You are solely responsible for your comments and by using TribLive.com you agree to our Terms of Service.

We moderate comments. Our goal is to provide substantive commentary for a general readership. By screening submissions, we provide a space where readers can share intelligent and informed commentary that enhances the quality of our news and information.

While most comments will be posted if they are on-topic and not abusive, moderating decisions are subjective. We will make them as carefully and consistently as we can. Because of the volume of reader comments, we cannot review individual moderation decisions with readers.

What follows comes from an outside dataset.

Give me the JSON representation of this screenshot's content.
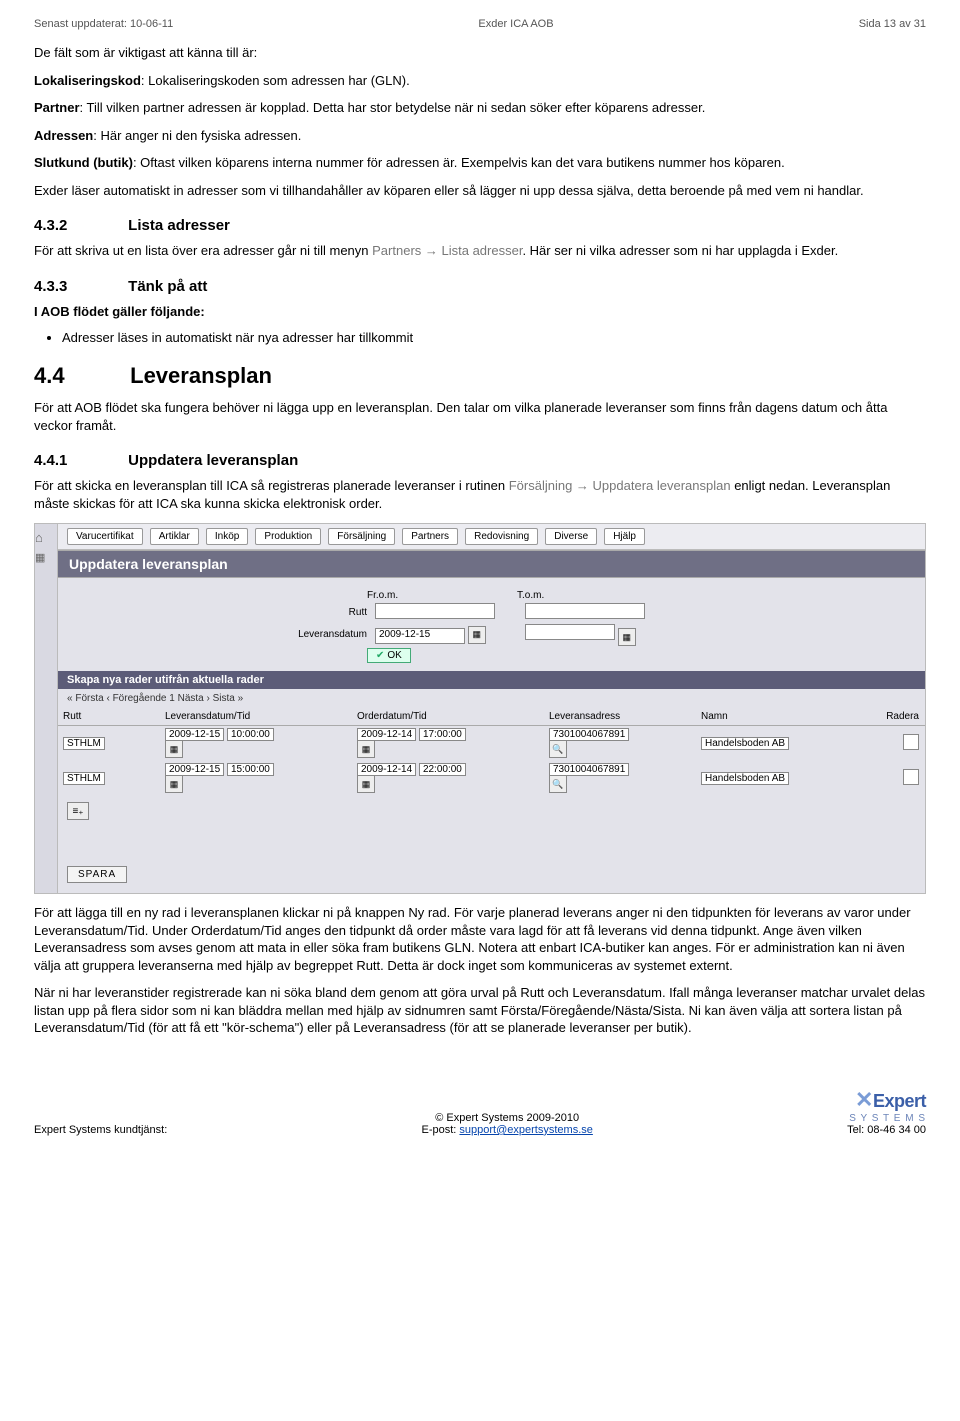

We value thoughtful comments representing a range of views that make their point quickly and politely. We make an effort to protect discussions from repeated comments either by the same reader or different readers

We follow the same standards for taste as the daily newspaper. A few things we won't tolerate: personal attacks, obscenity, vulgarity, profanity (including expletives and letters followed by dashes), commercial promotion, impersonations, incoherence, proselytizing and SHOUTING. Don't include URLs to Web sites.

We do not edit comments. They are either approved or deleted. We reserve the right to edit a comment that is quoted or excerpted in an article. In this case, we may fix spelling and punctuation.

We welcome strong opinions and criticism of our work, but we don't want comments to become bogged down with discussions of our policies and we will moderate accordingly.

We appreciate it when readers and people quoted in articles or blog posts point out errors of fact or emphasis and will investigate all assertions. But these suggestions should be sent via e-mail. To avoid distracting other readers, we won't publish comments that suggest a correction. Instead, corrections will be made in a blog post or in an article.

click me